** Opening RECORDS TO PROCESS block **

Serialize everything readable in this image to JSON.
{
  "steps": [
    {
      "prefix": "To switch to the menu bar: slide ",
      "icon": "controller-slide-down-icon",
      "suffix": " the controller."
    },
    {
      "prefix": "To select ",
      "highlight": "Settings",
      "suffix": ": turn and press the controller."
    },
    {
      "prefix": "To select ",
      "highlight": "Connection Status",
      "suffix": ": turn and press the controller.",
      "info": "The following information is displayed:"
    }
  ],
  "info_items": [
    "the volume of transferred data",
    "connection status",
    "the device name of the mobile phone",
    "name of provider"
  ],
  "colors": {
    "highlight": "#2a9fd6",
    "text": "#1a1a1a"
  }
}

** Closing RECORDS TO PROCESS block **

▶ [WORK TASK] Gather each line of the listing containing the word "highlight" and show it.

▶ [EXERCISE OUTPUT]
      "highlight": "Settings",
      "highlight": "Connection Status",
    "highlight": "#2a9fd6",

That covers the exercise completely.